The 1950s gave rise to a new wave of toys and enjoyment for children as the attitude of the Great Depression left the country. The United States was filled with nationalism and a love of country that resulted in the attitude of people become consumers, and the advertisement and sale of toys definitely was not excluded from this era.

Works Cited

Dunar, Andrew J. America in the Fifties. Syracuse University Press, 2006.

“Fads of the 1950s.” American Decades, edited by Judith S. Baughman, et al., vol. 6: 1950-1959, Gale, 2001, pp. 271-272. U.S. History iContext,

“Toys and Games.” Violence in America, edited by Ronald Gottesman and Richard Maxwell
Brown, Charles Scribner’s Sons, 1999. U.S. History in Context,
IC?u=mlin_c_worstate&xid=548531ae. Accessed 29 Nov. 2017. Accessed 29 Nov. 2017.

Marilyn Monroe

by admin - December 4th, 2017

By Hoang Vo

“The most widely recognized sex symbol of the fifties was Marilyn Monroe”, who was born Norma Jeane Mortensen on June 1, 1926 in Los Angeles, California (Dunar 252). Monroe’s modeling started when a journalist photographed her as part of an Army promotion, “demonstrating women’s contributions to the war effort” (Low). In 1946, Marilyn signed a contract with 20th Century Fox to begin her new career as an actor. “With an attractive figure, appealing face, and a voice and walk that exuded sex, she had multiple roles that typecast her as the dumb blond, whose innocent remarks were loaded with innuendo” (Dunar 252). Shortly after taking over the film industry, Marilyn Monroe “radiated sex on the screen”.

Marilyn Monroe quickly blended in the American culture in the 1950s. There were many things that Monroe could be remembered for, “her iconic status as a sex symbol, her marriages [to Arthur Miller and Joe DiMaggio], and even her death, which some speculate that it was not simply a case of suicide, but murder” (Low). However, Monroe embedded her iconic figure to the people after she starred in 29 films and being in many magazine covers. A scene from one of the most popular romantic comedies in the fifties, The Seven Year Itch (1955), “Monroe stood on a subway grate as the air from below lifted her dress in what became one of the most memorable film moments of the decade” (Dunar 252).

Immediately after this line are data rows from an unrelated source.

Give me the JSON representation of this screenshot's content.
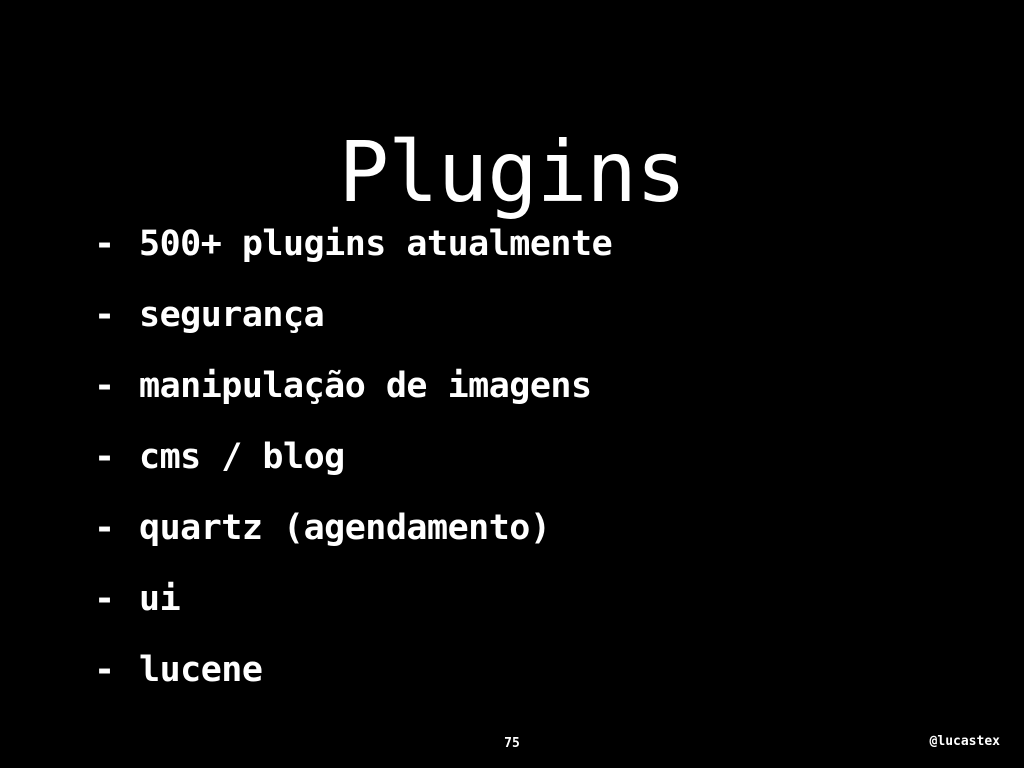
{
  "slide": {
    "title": "Plugins",
    "bullet_marker": "-",
    "bullets": [
      "500+ plugins atualmente",
      "segurança",
      "manipulação de imagens",
      "cms / blog",
      "quartz (agendamento)",
      "ui",
      "lucene"
    ],
    "page_number": "75",
    "author_handle": "@lucastex"
  },
  "colors": {
    "background": "#000000",
    "text": "#ffffff"
  }
}
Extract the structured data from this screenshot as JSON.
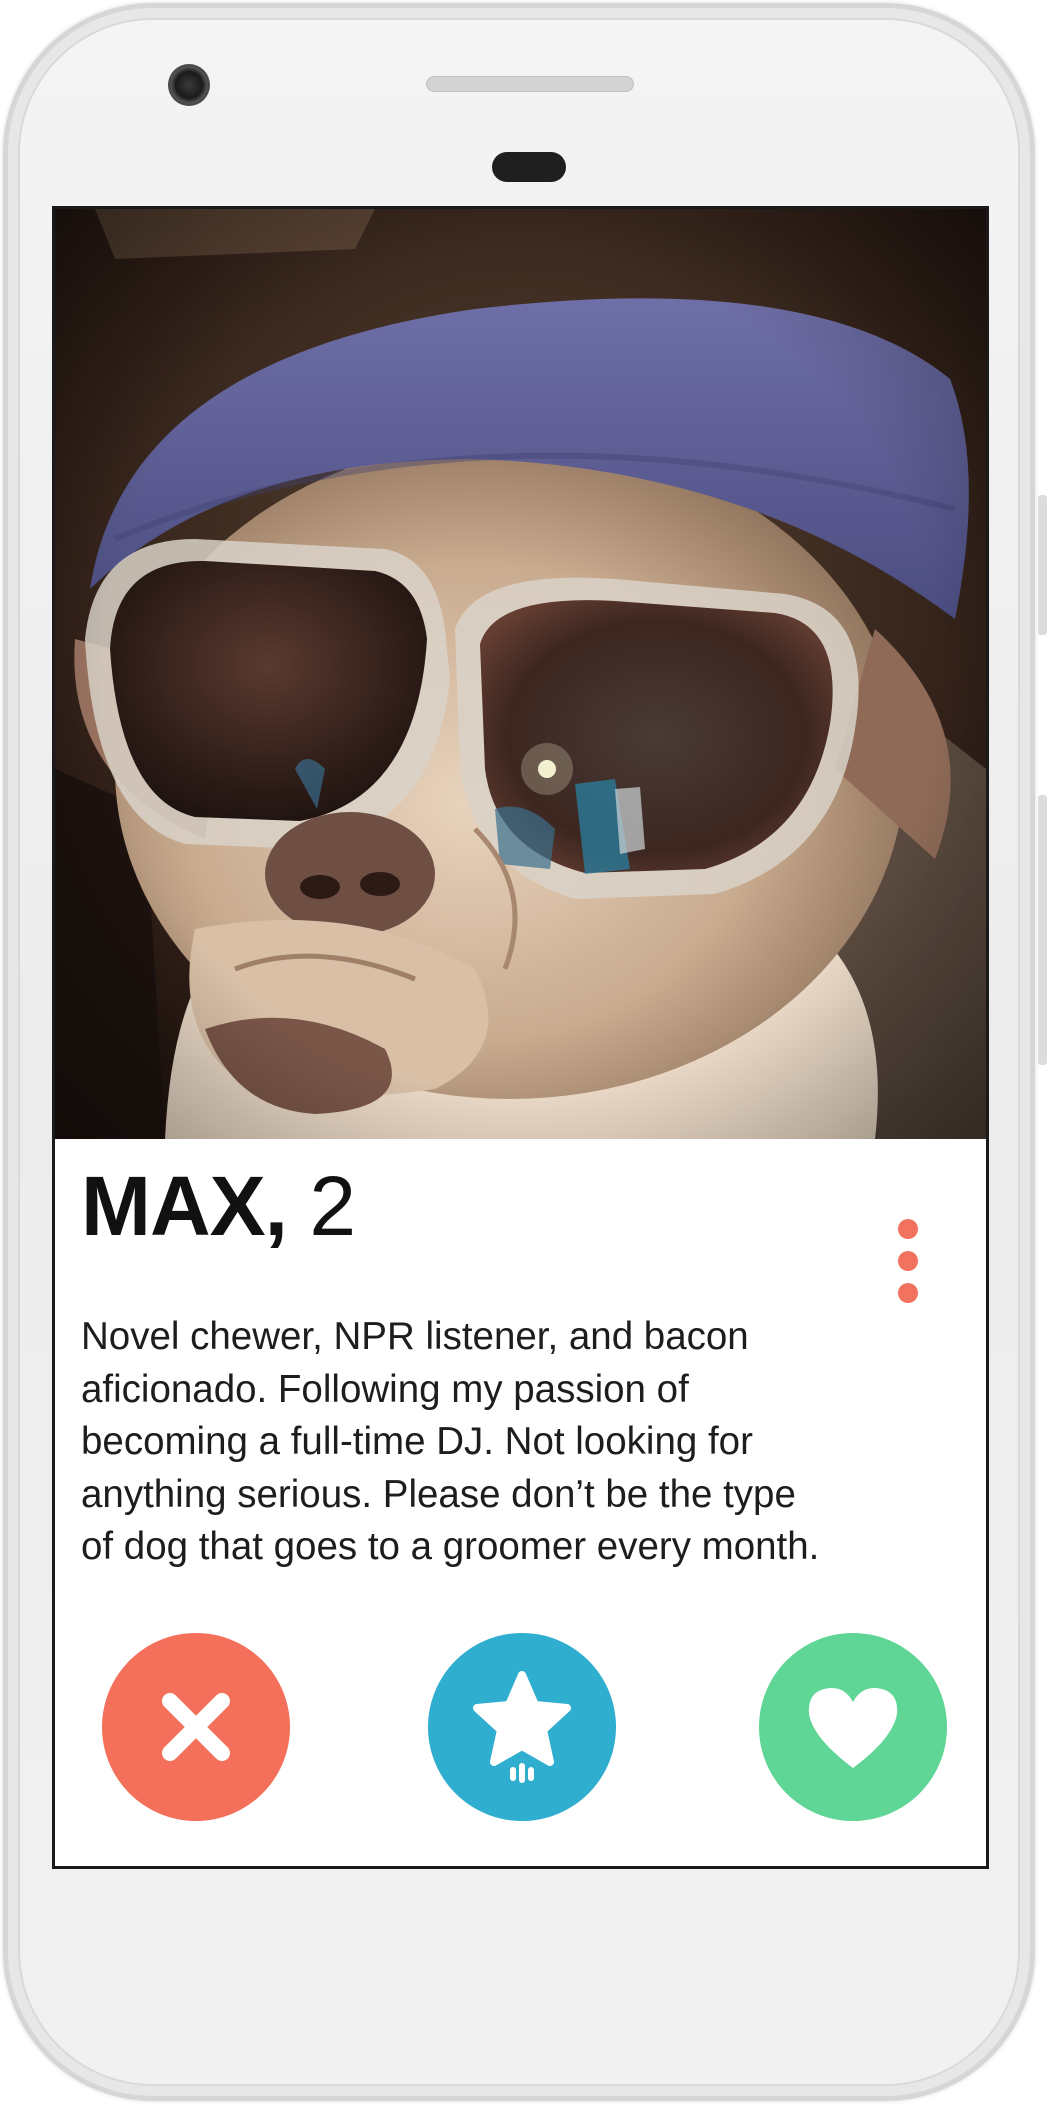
{
  "profile": {
    "name": "MAX,",
    "age": "2",
    "bio": "Novel chewer, NPR listener, and bacon\naficionado.  Following my passion of\nbecoming a full-time DJ. Not looking for\nanything serious. Please don’t be the type\nof dog that goes to a groomer every month."
  },
  "actions": {
    "nope": {
      "icon": "close-icon",
      "color": "#f4705a"
    },
    "super_like": {
      "icon": "star-icon",
      "color": "#2faed0"
    },
    "like": {
      "icon": "heart-icon",
      "color": "#5fd596"
    }
  },
  "menu": {
    "icon": "more-vertical-icon",
    "color": "#f2735d"
  }
}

As part of being the sex symbol of the fifties, Marilyn Monroe revolutionized sex openness to the public. Prior to this time period, sex was viewed as an unappropriated act and often kept as secrets. However, Monroe and other popular sex figures in the fifties such as Hugh Hefner helped reshape the image of sex. In 1953, Hefner published his first issue of the Playboy magazine ever, and it featured a nude photo of Marilyn Monroe. Has it not been Monroe’s picture on the front cover, would the magazine find the success that it has?

“Locating Marilyn as one of many features of American popular culture would set up expectations of how we perceive her role as a celebrity, where often, news that are shocking, sensational, and popular, are what we most probably would be interested in reading and learning about, as we think about Hollywood, Marilyn, and her private life” (Low). It is not surprising that our most popular memory of Marilyn stands as an extension image of sexiness and full of sex-related symbol. As we reminisce about her and think about her contribution to the American culture, we can think of what would the conversations surround sex be like without her existence. Would we be able to discuss sex freely on a given platform, would we receive sexual education classes in schools?

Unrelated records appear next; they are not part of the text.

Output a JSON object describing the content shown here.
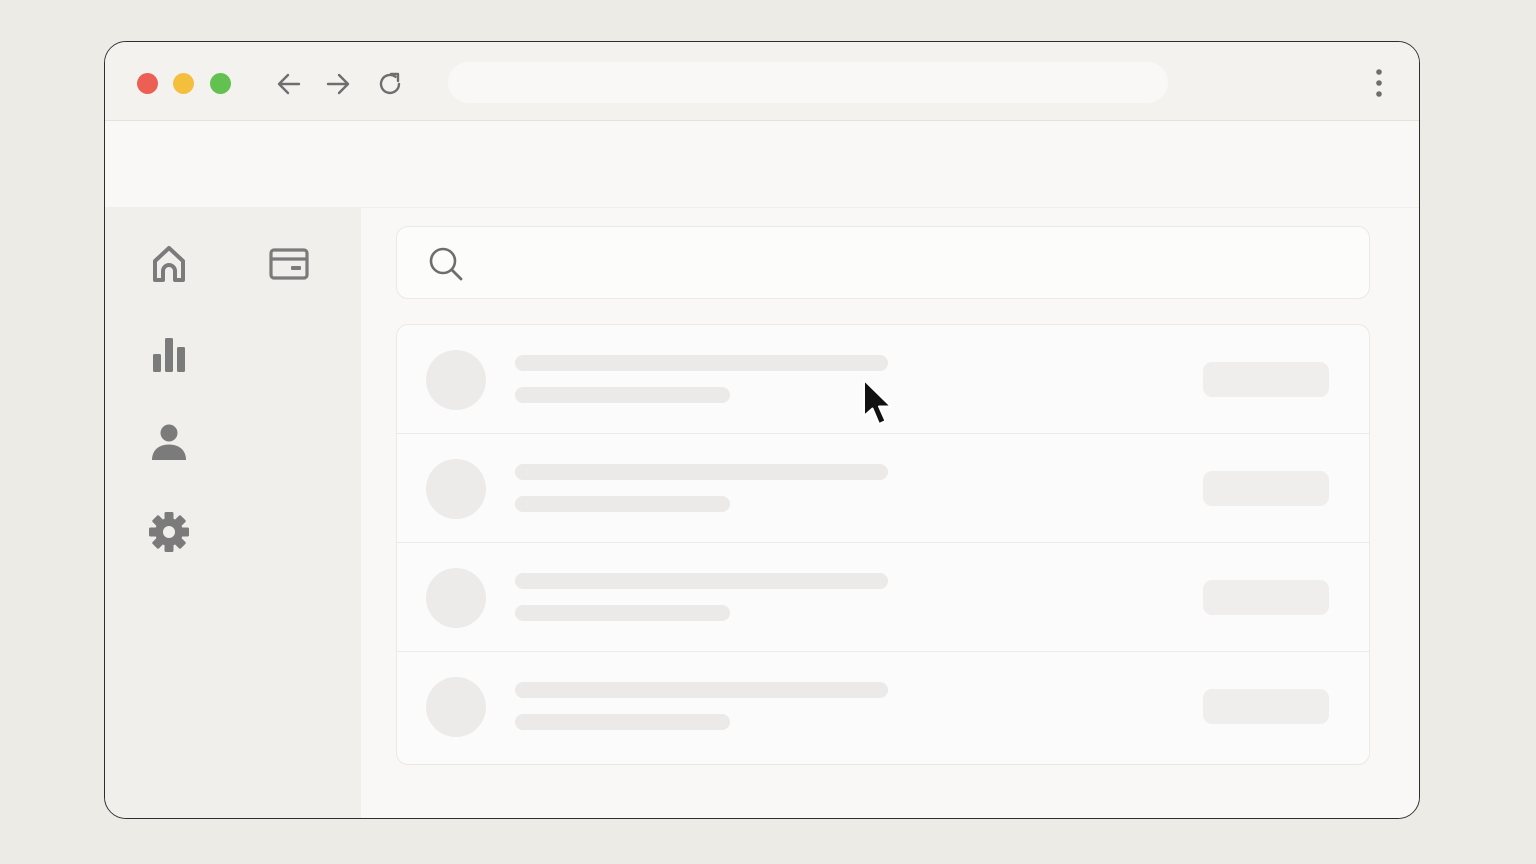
{
  "browser": {
    "traffic_lights": {
      "close": "#ec5f55",
      "minimize": "#f5bf3e",
      "maximize": "#62c150"
    },
    "icons": {
      "back": "arrow-left-icon",
      "forward": "arrow-right-icon",
      "reload": "reload-icon",
      "menu": "kebab-menu-icon"
    },
    "address_bar": {
      "value": "",
      "placeholder": ""
    }
  },
  "sidebar": {
    "items": [
      {
        "icon": "home-icon"
      },
      {
        "icon": "card-icon"
      },
      {
        "icon": "bar-chart-icon"
      },
      {
        "icon": "user-icon"
      },
      {
        "icon": "gear-icon"
      }
    ]
  },
  "search": {
    "icon": "search-icon",
    "value": "",
    "placeholder": ""
  },
  "list": {
    "state": "loading-skeleton",
    "rows": [
      {},
      {},
      {},
      {}
    ]
  },
  "colors": {
    "page_background": "#edebe6",
    "window_background": "#f9f8f6",
    "sidebar_background": "#f0efec",
    "icon_color": "#7b7b7b",
    "skeleton": "#ebeae8"
  }
}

It is certain that Marilyn Monroe broke the standard social norms in the fifties with the idea being that it is acceptable now to talk about sex. Monroe reformed sex from being viewed as dirty and shameful to being viewed as normal and part of life. “When we recollect her life, we perceive Marilyn as one of many symbols of American popular culture” (Low). Her beauty and intelligent image continues to inspire Americans to this day.

Works Cited

Dunar, Andrew J. America In The Fifties. Syracuse, N.Y., Syracuse University Press, 2006.

Low, Kelvin E. Y. “Memories in Context Via Cyber Reminiscing: The Case of Marilyn Monroe.” The Qualitative Report, vol. 8, no. 4, 2003, pp. 607.